EXERCISE OBJECTIVE: A word-for-word copy of all entries is required, without images.

SUPPLIED MATERIAL:
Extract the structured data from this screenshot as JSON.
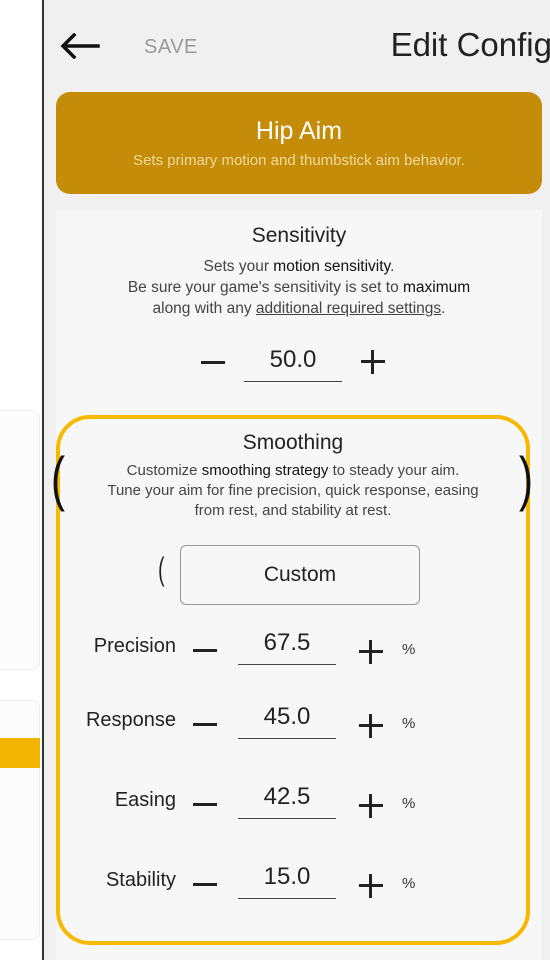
{
  "header": {
    "save_label": "SAVE",
    "title": "Edit Config"
  },
  "hero": {
    "title": "Hip Aim",
    "subtitle": "Sets primary motion and thumbstick aim behavior."
  },
  "sensitivity": {
    "title": "Sensitivity",
    "desc_1a": "Sets your ",
    "desc_1b": "motion sensitivity",
    "desc_1c": ".",
    "desc_2a": "Be sure your game's sensitivity is set to ",
    "desc_2b": "maximum",
    "desc_3a": "along with any ",
    "desc_3b": "additional required settings",
    "desc_3c": ".",
    "value": "50.0"
  },
  "smoothing": {
    "title": "Smoothing",
    "desc_1a": "Customize ",
    "desc_1b": "smoothing strategy",
    "desc_1c": " to steady your aim.",
    "desc_2": "Tune your aim for fine precision, quick response, easing",
    "desc_3": "from rest, and stability at rest.",
    "preset": "Custom",
    "unit": "%",
    "params": [
      {
        "label": "Precision",
        "value": "67.5"
      },
      {
        "label": "Response",
        "value": "45.0"
      },
      {
        "label": "Easing",
        "value": "42.5"
      },
      {
        "label": "Stability",
        "value": "15.0"
      }
    ]
  },
  "colors": {
    "accent": "#c58c09",
    "highlight": "#f7b800",
    "panel": "#f0f0f0"
  },
  "icons": [
    "back-arrow-icon",
    "minus-icon",
    "plus-icon",
    "chevron-left-icon",
    "chevron-right-icon"
  ]
}
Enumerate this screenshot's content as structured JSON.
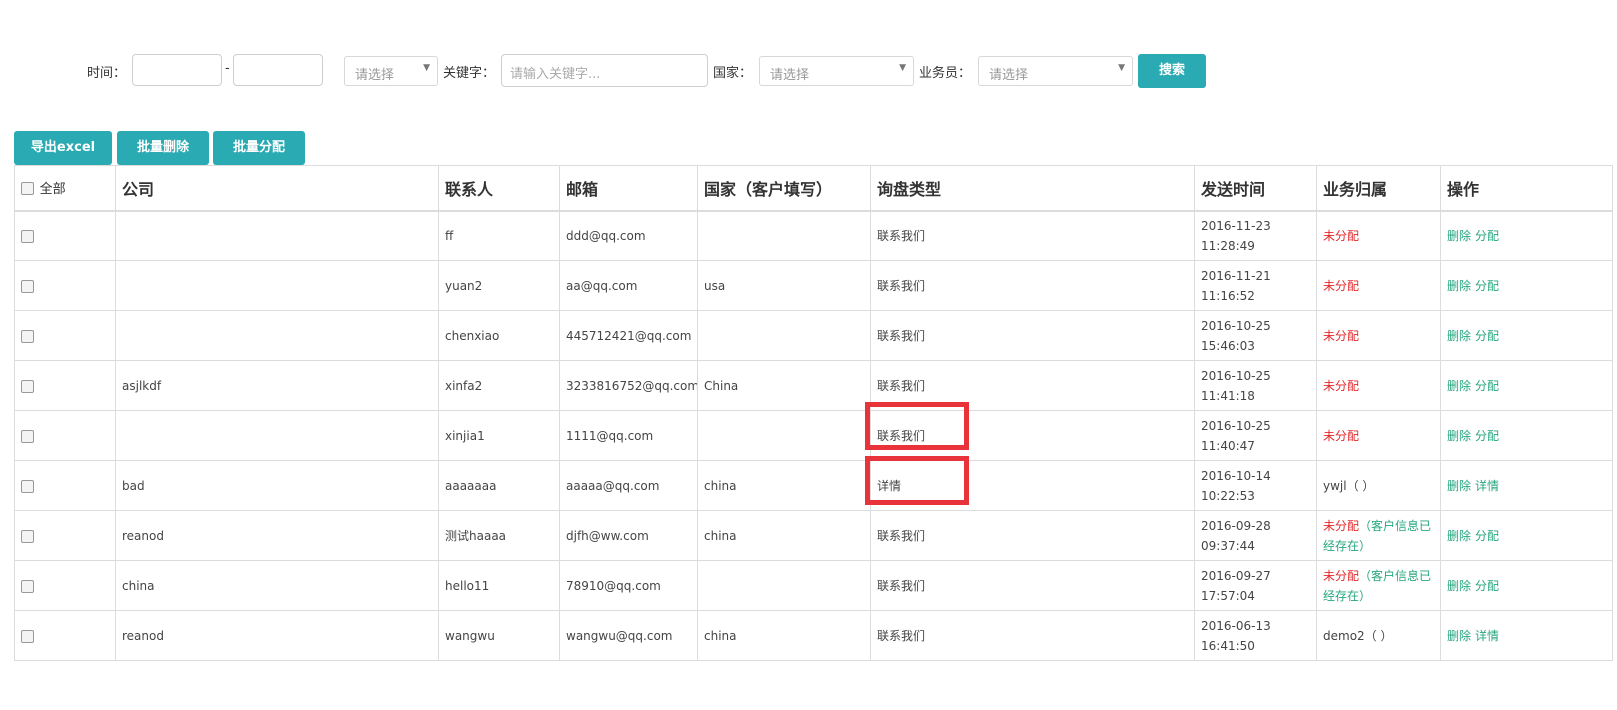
{
  "filters": {
    "time_label": "时间：",
    "date_from": "",
    "date_to": "",
    "dash": "-",
    "type_select": "请选择",
    "keyword_label": "关键字：",
    "keyword_placeholder": "请输入关键字...",
    "country_label": "国家：",
    "country_select": "请选择",
    "salesman_label": "业务员：",
    "salesman_select": "请选择",
    "search_label": "搜索"
  },
  "actions": {
    "export": "导出excel",
    "batch_delete": "批量删除",
    "batch_assign": "批量分配"
  },
  "table": {
    "headers": {
      "all": "全部",
      "company": "公司",
      "contact": "联系人",
      "email": "邮箱",
      "country": "国家（客户填写）",
      "type": "询盘类型",
      "time": "发送时间",
      "owner": "业务归属",
      "ops": "操作"
    },
    "rows": [
      {
        "company": "",
        "contact": "ff",
        "email": "ddd@qq.com",
        "country": "",
        "type": "联系我们",
        "date": "2016-11-23",
        "clock": "11:28:49",
        "owner": "未分配",
        "owner_note": "",
        "op1": "删除",
        "op2": "分配"
      },
      {
        "company": "",
        "contact": "yuan2",
        "email": "aa@qq.com",
        "country": "usa",
        "type": "联系我们",
        "date": "2016-11-21",
        "clock": "11:16:52",
        "owner": "未分配",
        "owner_note": "",
        "op1": "删除",
        "op2": "分配"
      },
      {
        "company": "",
        "contact": "chenxiao",
        "email": "445712421@qq.com",
        "country": "",
        "type": "联系我们",
        "date": "2016-10-25",
        "clock": "15:46:03",
        "owner": "未分配",
        "owner_note": "",
        "op1": "删除",
        "op2": "分配"
      },
      {
        "company": "asjlkdf",
        "contact": "xinfa2",
        "email": "3233816752@qq.com",
        "country": "China",
        "type": "联系我们",
        "date": "2016-10-25",
        "clock": "11:41:18",
        "owner": "未分配",
        "owner_note": "",
        "op1": "删除",
        "op2": "分配"
      },
      {
        "company": "",
        "contact": "xinjia1",
        "email": "1111@qq.com",
        "country": "",
        "type": "联系我们",
        "date": "2016-10-25",
        "clock": "11:40:47",
        "owner": "未分配",
        "owner_note": "",
        "op1": "删除",
        "op2": "分配"
      },
      {
        "company": "bad",
        "contact": "aaaaaaa",
        "email": "aaaaa@qq.com",
        "country": "china",
        "type": "详情",
        "date": "2016-10-14",
        "clock": "10:22:53",
        "owner": "ywjl（ ）",
        "owner_note": "",
        "op1": "删除",
        "op2": "详情"
      },
      {
        "company": "reanod",
        "contact": "测试haaaa",
        "email": "djfh@ww.com",
        "country": "china",
        "type": "联系我们",
        "date": "2016-09-28",
        "clock": "09:37:44",
        "owner": "未分配",
        "owner_note": "（客户信息已经存在）",
        "op1": "删除",
        "op2": "分配"
      },
      {
        "company": "china",
        "contact": "hello11",
        "email": "78910@qq.com",
        "country": "",
        "type": "联系我们",
        "date": "2016-09-27",
        "clock": "17:57:04",
        "owner": "未分配",
        "owner_note": "（客户信息已经存在）",
        "op1": "删除",
        "op2": "分配"
      },
      {
        "company": "reanod",
        "contact": "wangwu",
        "email": "wangwu@qq.com",
        "country": "china",
        "type": "联系我们",
        "date": "2016-06-13",
        "clock": "16:41:50",
        "owner": "demo2（ ）",
        "owner_note": "",
        "op1": "删除",
        "op2": "详情"
      }
    ]
  },
  "colors": {
    "accent": "#2aaab2",
    "unassigned": "#e4282b",
    "link": "#27a67f",
    "highlight": "#e8333a"
  }
}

RESULT:
Extract the structured data from this screenshot as JSON.
{
  "header": {
    "save_label": "SAVE",
    "title": "Edit Config"
  },
  "hero": {
    "title": "Hip Aim",
    "subtitle": "Sets primary motion and thumbstick aim behavior."
  },
  "sensitivity": {
    "title": "Sensitivity",
    "desc_1a": "Sets your ",
    "desc_1b": "motion sensitivity",
    "desc_1c": ".",
    "desc_2a": "Be sure your game's sensitivity is set to ",
    "desc_2b": "maximum",
    "desc_3a": "along with any ",
    "desc_3b": "additional required settings",
    "desc_3c": ".",
    "value": "50.0"
  },
  "smoothing": {
    "title": "Smoothing",
    "desc_1a": "Customize ",
    "desc_1b": "smoothing strategy",
    "desc_1c": " to steady your aim.",
    "desc_2": "Tune your aim for fine precision, quick response, easing",
    "desc_3": "from rest, and stability at rest.",
    "preset": "Custom",
    "unit": "%",
    "params": [
      {
        "label": "Precision",
        "value": "67.5"
      },
      {
        "label": "Response",
        "value": "45.0"
      },
      {
        "label": "Easing",
        "value": "42.5"
      },
      {
        "label": "Stability",
        "value": "15.0"
      }
    ]
  },
  "colors": {
    "accent": "#c58c09",
    "highlight": "#f7b800",
    "panel": "#f0f0f0"
  },
  "icons": [
    "back-arrow-icon",
    "minus-icon",
    "plus-icon",
    "chevron-left-icon",
    "chevron-right-icon"
  ]
}
Enumerate this screenshot's content as structured JSON.
{
  "filters": {
    "time_label": "时间：",
    "date_from": "",
    "date_to": "",
    "dash": "-",
    "type_select": "请选择",
    "keyword_label": "关键字：",
    "keyword_placeholder": "请输入关键字...",
    "country_label": "国家：",
    "country_select": "请选择",
    "salesman_label": "业务员：",
    "salesman_select": "请选择",
    "search_label": "搜索"
  },
  "actions": {
    "export": "导出excel",
    "batch_delete": "批量删除",
    "batch_assign": "批量分配"
  },
  "table": {
    "headers": {
      "all": "全部",
      "company": "公司",
      "contact": "联系人",
      "email": "邮箱",
      "country": "国家（客户填写）",
      "type": "询盘类型",
      "time": "发送时间",
      "owner": "业务归属",
      "ops": "操作"
    },
    "rows": [
      {
        "company": "",
        "contact": "ff",
        "email": "ddd@qq.com",
        "country": "",
        "type": "联系我们",
        "date": "2016-11-23",
        "clock": "11:28:49",
        "owner": "未分配",
        "owner_note": "",
        "op1": "删除",
        "op2": "分配"
      },
      {
        "company": "",
        "contact": "yuan2",
        "email": "aa@qq.com",
        "country": "usa",
        "type": "联系我们",
        "date": "2016-11-21",
        "clock": "11:16:52",
        "owner": "未分配",
        "owner_note": "",
        "op1": "删除",
        "op2": "分配"
      },
      {
        "company": "",
        "contact": "chenxiao",
        "email": "445712421@qq.com",
        "country": "",
        "type": "联系我们",
        "date": "2016-10-25",
        "clock": "15:46:03",
        "owner": "未分配",
        "owner_note": "",
        "op1": "删除",
        "op2": "分配"
      },
      {
        "company": "asjlkdf",
        "contact": "xinfa2",
        "email": "3233816752@qq.com",
        "country": "China",
        "type": "联系我们",
        "date": "2016-10-25",
        "clock": "11:41:18",
        "owner": "未分配",
        "owner_note": "",
        "op1": "删除",
        "op2": "分配"
      },
      {
        "company": "",
        "contact": "xinjia1",
        "email": "1111@qq.com",
        "country": "",
        "type": "联系我们",
        "date": "2016-10-25",
        "clock": "11:40:47",
        "owner": "未分配",
        "owner_note": "",
        "op1": "删除",
        "op2": "分配"
      },
      {
        "company": "bad",
        "contact": "aaaaaaa",
        "email": "aaaaa@qq.com",
        "country": "china",
        "type": "详情",
        "date": "2016-10-14",
        "clock": "10:22:53",
        "owner": "ywjl（ ）",
        "owner_note": "",
        "op1": "删除",
        "op2": "详情"
      },
      {
        "company": "reanod",
        "contact": "测试haaaa",
        "email": "djfh@ww.com",
        "country": "china",
        "type": "联系我们",
        "date": "2016-09-28",
        "clock": "09:37:44",
        "owner": "未分配",
        "owner_note": "（客户信息已经存在）",
        "op1": "删除",
        "op2": "分配"
      },
      {
        "company": "china",
        "contact": "hello11",
        "email": "78910@qq.com",
        "country": "",
        "type": "联系我们",
        "date": "2016-09-27",
        "clock": "17:57:04",
        "owner": "未分配",
        "owner_note": "（客户信息已经存在）",
        "op1": "删除",
        "op2": "分配"
      },
      {
        "company": "reanod",
        "contact": "wangwu",
        "email": "wangwu@qq.com",
        "country": "china",
        "type": "联系我们",
        "date": "2016-06-13",
        "clock": "16:41:50",
        "owner": "demo2（ ）",
        "owner_note": "",
        "op1": "删除",
        "op2": "详情"
      }
    ]
  },
  "colors": {
    "accent": "#2aaab2",
    "unassigned": "#e4282b",
    "link": "#27a67f",
    "highlight": "#e8333a"
  }
}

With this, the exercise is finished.